5) Apparatus of claim 1, said position determining means being a global positioning system receiver in radio communication with a plurality of satellites.
6) Apparatus of claim 1, said position determining means being a radio signal triangulation position determining system.
7) Apparatus of claim 1, said user input receiving means is a tactile input device.
8) Apparatus of claim 7, said input receiving means is a common ten-key keypad.
9) Apparatus of claim 8, said keypad has a correspondence with a compass whereby the ‘2’ key is associated with a North direction, ‘8’ key with South direction, ‘4’ with West direction, and ‘6’ with East direction.
10) Apparatus of claim 7, said user input receiving means is a joystick type user input device.
11) Apparatus of claim 1, the apparatus further comprising a plurality of information elements stored in the computer in a database, each information element comprising stored information relating to an object which may be addressed by the apparatus.
12) Apparatus of claim 11, each of said information elements further comprising a geometric descriptor being a definition of a geometric body which may be associated with an object which may be addressed by the apparatus.
13) Apparatus of claim 11, said apparatus further comprising an address indicator, said address indicator being a definition of a geometric body being associated with said directional reference and point reference, whereby said address indicator may be caused to form an intersection with one or more geometric descriptors.
14) Apparatus of claim 13, said geometric body being a cone.
15) Apparatus of claim 13, said geometric body being a conic section.
16) Methods of presenting information relating to an object being addressed, the method comprising the steps: receiving a directional reference input; determining position; searching a database; and presenting information,
- said receiving a directional reference input being further defined as receiving an indication of a direction, said determining position further defined as measuring the position of a point reference, said searching a database further defined as comparing an address indicator against a geometric descriptor of an information element, and said presenting information further defined as reporting results of a search where correlation is found.

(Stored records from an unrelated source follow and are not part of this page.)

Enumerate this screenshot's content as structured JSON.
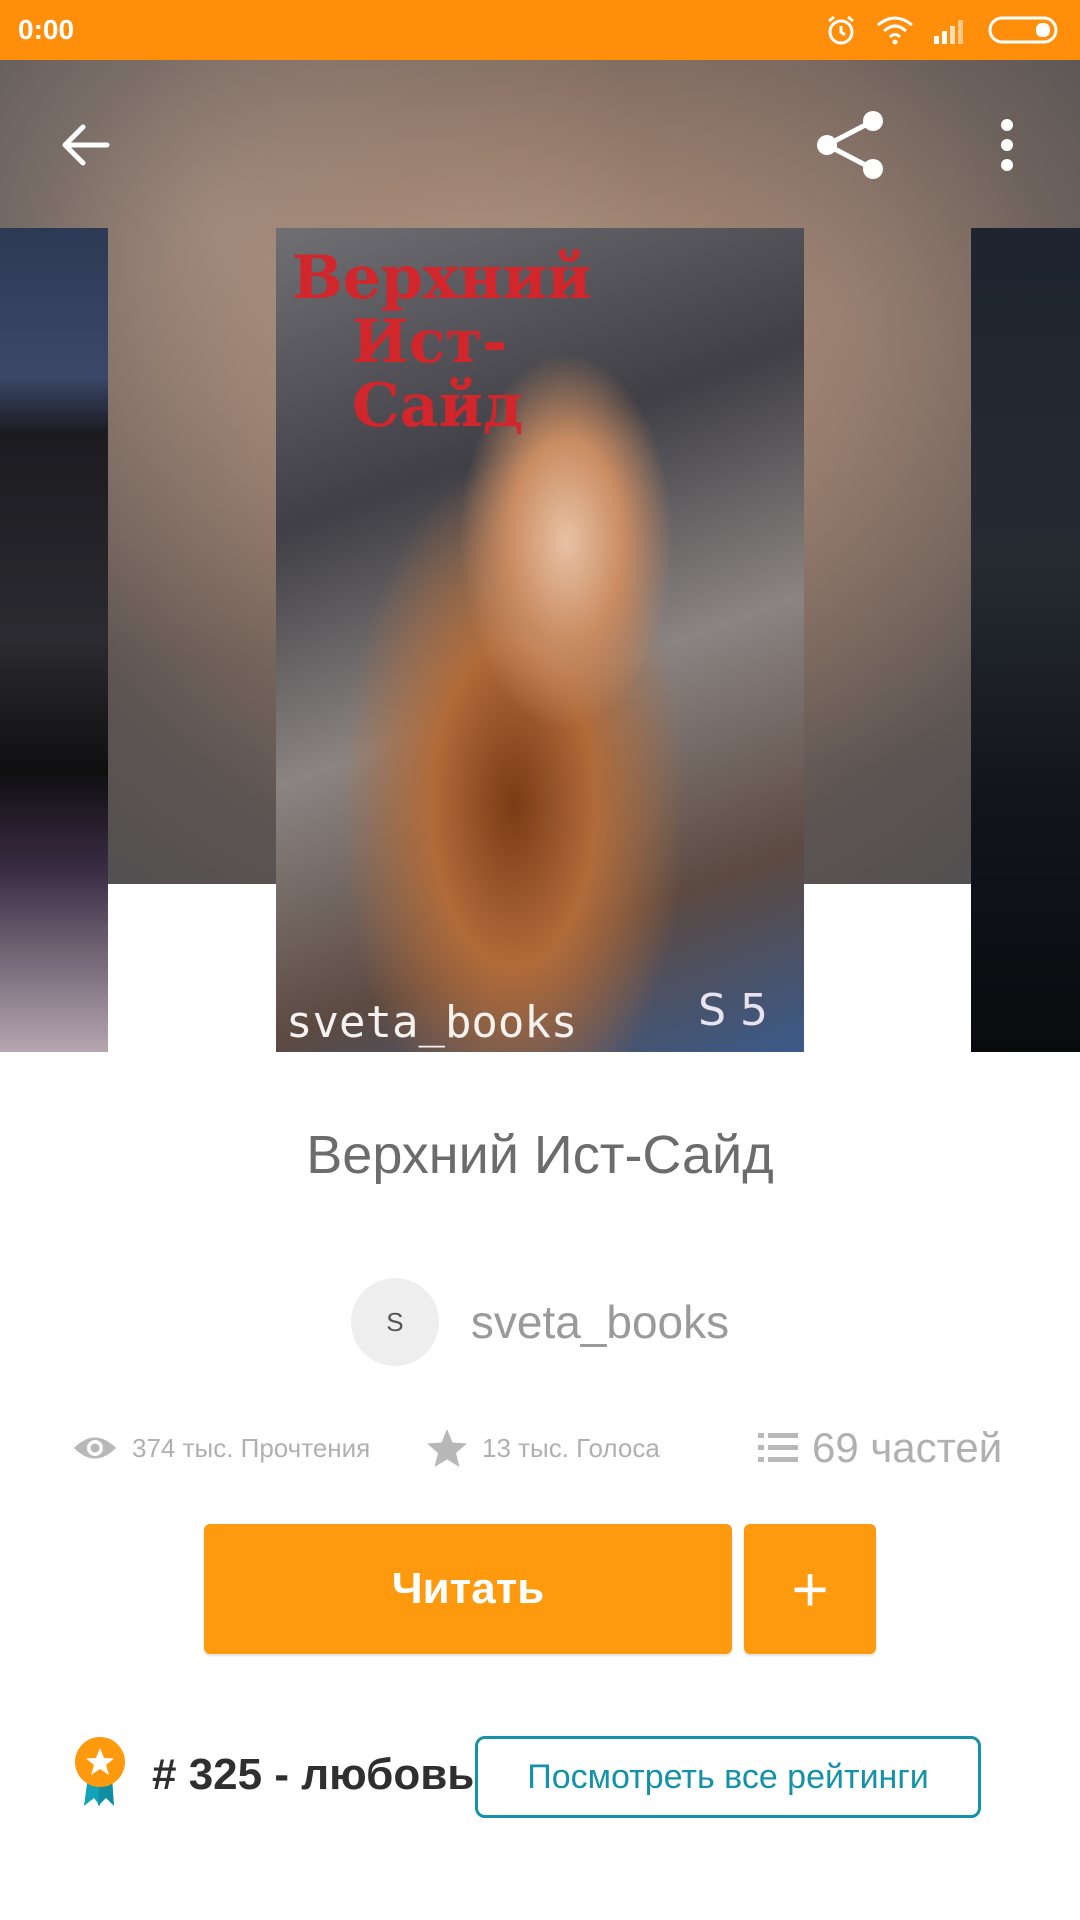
{
  "status_bar": {
    "time": "0:00"
  },
  "book": {
    "title": "Верхний Ист-Сайд",
    "cover_title_line1": "Верхний",
    "cover_title_line2": "Ист-Сайд",
    "cover_author": "sveta_books",
    "cover_badge": "S 5"
  },
  "author": {
    "avatar_letter": "S",
    "name": "sveta_books"
  },
  "stats": {
    "reads": "374 тыс. Прочтения",
    "votes": "13 тыс. Голоса",
    "parts": "69 частей"
  },
  "actions": {
    "read_label": "Читать",
    "add_label": "+"
  },
  "ranking": {
    "text": "# 325 - любовь",
    "view_all_label": "Посмотреть все рейтинги"
  },
  "colors": {
    "accent": "#ff9a0f",
    "status_bar": "#ff8f0a",
    "link": "#1692a8"
  },
  "icons": [
    "back-arrow-icon",
    "share-icon",
    "more-vertical-icon",
    "eye-icon",
    "star-icon",
    "list-icon",
    "ribbon-award-icon"
  ]
}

17) Methods of claim 16, said presenting information including information relating to an object being addressed in the addressing an object step.
18) Methods of claim 16, said geometric descriptor being associated with an object which is an object being addressed in the addressing an object step.
19) Methods of claim 16, said address indicator being associated with said reference pointing direction and said point reference.
20) Methods of claim 16, said determining position step includes principles used in global positioning systems.
21) Methods of claim 16, said determining position step includes principles used in radio signal triangulation systems.
22) Methods of claim 16, said presenting information step further including presenting information at a transducer operable for creating a physical disturbance which may be perceived by a human operator.
23) Methods of claim 22, said presenting information step further including presenting information on a display screen in image and graphical form.
24) Methods of claim 22, said presenting information step further including presenting information on an audio speaker.
25) Methods of claim 16, said searching a database step further comprising recalling information stored in information elements, each information element comprising stored information relating to an object which is the object being addressed.
26) Methods of claim 24, said information elements further comprising a geometric descriptor which is a definition of a geometric body and which is associated with an object that is an object being addressed.
27) Methods of claim 16 said address indicator being a geometric body which is associated with said directional reference pointing direction and said point reference.
28) Methods of claim 27, said geometric body being a cone.
29) Methods of claim 27, said geometric body being a conic section.
International Classification: G01S005/04;